Nestled between Texas and Mexico, the city of Laredo was a quaint border town, nurturing cultural ties across the river, attracting occasional tourists, and populated with people living there for generations. In Listening to Laredo, Mehnaaz Momen traces Laredo’s history and evolution through the voices of its people. She examines the changing economic and cultural infrastructure of the city, its interdependence with its sister city across the national boundary, and, above all, the resilience of the community as it adapts to and even challenges the national narrative on the border.
Why did you embark on this work?
I moved to Laredo from Cleveland in 2002 because I got a job at Texas A&M International University. I always loved the historic feel of the city and its rich heritage. However, I could not make sense of its urban growth patterns. All the theories I had learnt in my Urban Studies program felt inadequate for the then second-fastest growing city with its core of Spanish plazas, which remained underutilized, and the growing warehouses that surrounded the city. There were no delineable suburbs and yet there was a striking north/south divide. I wanted to study the city through the lenses of urban theory, so I wrote a few articles on Laredo. But it was much later in 2017 that I started working on a book-length manuscript. I was inspired by academic curiosity about the city at first, but after living here for two decades, it feels like an intellectual responsibility to understand the city and share my frame of analysis with a broader audience.
Your approach is very hands-on. You conducted interviews with 75 residents of Laredo. Why did you choose an ethnographic approach for your research?
My original plan was to contrast urban theory with material from the interviews of local residents. Almost as soon as I started the interviews, I knew that the local narratives about the border deserved exclusive attention. The local and national implications of a border region are not only different but often in conflict. When Laredo emerged as the largest inland port of the nation, global trade eclipsed all other frames of viewing the border. In the literary and cultural spheres, as well as in academia, the border has seldom been defined by the people who live in that space. It was fascinating how the different aspects of their stories were connected organically, which allowed me to weave a comprehensive story of Laredo. This is one of the main contributions of my work, namely to bring out the voices from the border to define the problems and possibilities of border cities.
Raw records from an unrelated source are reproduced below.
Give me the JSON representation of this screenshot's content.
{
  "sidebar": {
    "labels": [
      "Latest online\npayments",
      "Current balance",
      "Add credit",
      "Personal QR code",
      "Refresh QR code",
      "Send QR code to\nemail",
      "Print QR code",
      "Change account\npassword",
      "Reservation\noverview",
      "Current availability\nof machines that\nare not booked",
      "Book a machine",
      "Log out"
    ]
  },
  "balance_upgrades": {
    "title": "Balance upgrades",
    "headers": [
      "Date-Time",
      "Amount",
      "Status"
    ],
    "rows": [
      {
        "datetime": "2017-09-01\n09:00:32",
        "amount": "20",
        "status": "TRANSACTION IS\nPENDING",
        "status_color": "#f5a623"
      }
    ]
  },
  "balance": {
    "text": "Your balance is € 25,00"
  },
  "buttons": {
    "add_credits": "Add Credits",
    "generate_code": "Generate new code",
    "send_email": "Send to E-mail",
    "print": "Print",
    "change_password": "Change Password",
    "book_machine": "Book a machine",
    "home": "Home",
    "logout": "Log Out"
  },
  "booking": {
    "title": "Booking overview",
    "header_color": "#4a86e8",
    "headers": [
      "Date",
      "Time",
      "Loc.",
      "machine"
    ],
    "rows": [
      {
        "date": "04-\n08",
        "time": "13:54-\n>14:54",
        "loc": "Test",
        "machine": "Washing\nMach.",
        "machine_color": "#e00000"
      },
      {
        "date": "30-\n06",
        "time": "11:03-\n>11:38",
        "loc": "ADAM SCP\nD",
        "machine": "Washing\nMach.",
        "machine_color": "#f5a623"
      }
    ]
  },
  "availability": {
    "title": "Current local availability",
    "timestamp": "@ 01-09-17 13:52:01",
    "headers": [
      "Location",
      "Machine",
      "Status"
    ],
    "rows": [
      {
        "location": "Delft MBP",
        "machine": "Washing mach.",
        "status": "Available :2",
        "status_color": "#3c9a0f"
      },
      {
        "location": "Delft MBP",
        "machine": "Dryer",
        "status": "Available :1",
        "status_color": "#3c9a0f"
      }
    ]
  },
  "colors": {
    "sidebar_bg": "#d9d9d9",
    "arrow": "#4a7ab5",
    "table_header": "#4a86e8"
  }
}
Laredo is not only the locus of your research, it is also your home. What do you want the world to know about Laredo and border communities like it?
Laredo was the place where I got a job and reluctantly settled in. It took me a number of years to look at Laredo without preconceived notions even though I was living there. The cultural stereotype of the border is ingrained in all of us. I want my readers to see Laredo from the eyes of the people who live there by choice. We always hear about the dangers of the border, but the border is fragile, the border is beautiful, and the border is evolving. The border is full of possibilities, especially because it is always a little wild. For the people who live on the border, it was historically an abstract notion that had legal and political restrictions but did not obstruct cultural and economic exchanges. It is global trade and the politics surrounding the border wall that have turned the border into a concrete obstruction that has significantly curtailed economic and social flows between the two sides of the river. This hasn’t made the border safer; rather, it is stripping away the unique features of border areas.
Even though you’ve been a resident of Laredo for more than two decades, you’re careful to point out in the book that you are still an outsider. Why was this important?
With the exception of my home city, Dhaka, where I grew up and lived for twenty-five years, Laredo is the only other city where I have lived so long, especially as an adult. I was an outsider in Laredo in all senses of the term. As an outsider, perhaps I was able to perceive a lot more anomalies of the city than a local person. The city is 95% Hispanic but has a stable history of intermarriages and has always made room for outsiders. Actually, in Laredo vocabulary, the outside/insider divide is neither national nor ethnic, but rather who is part of the community. In that sense, my relationship with the city changed because of this book. Laredo became a home for me through this process.
I was very conscious that I was writing the stories of a number of people with whom I don’t have a shared memory or shared history. I was bringing my academic and other life experiences to connect their stories to a framework of analysis, but my voice is not the nucleus. It is important to note that although I am an observer and a participant, this story belongs to the people of Laredo.
What is your next project?
I am working on a couple of articles using the materials from the interviews, information that I could not incorporate in the book because of the word limit. I am also working on a project with Webb County which will collect primary information about county services. Hopefully by next year I can expand my research to other border cities and explore their growth patterns. I want to start an alternate conversation about the border which acknowledges the prospects of the border and border people beyond the myopic view of disorder and trade calculations.
Mehnaaz Momen is an associate professor in the Department of Social Sciences at Texas A&M International University. Her research interests include citizenship, immigration policy, urban theory, public space, political satire, and marginality. She is the author of The Paradox of Citizenship in American Politics: Ideals and Reality and Political Satire, Postmodern Reality, and the Trump Presidency: Who Are We Laughing At?
Author photo by Laila Nahar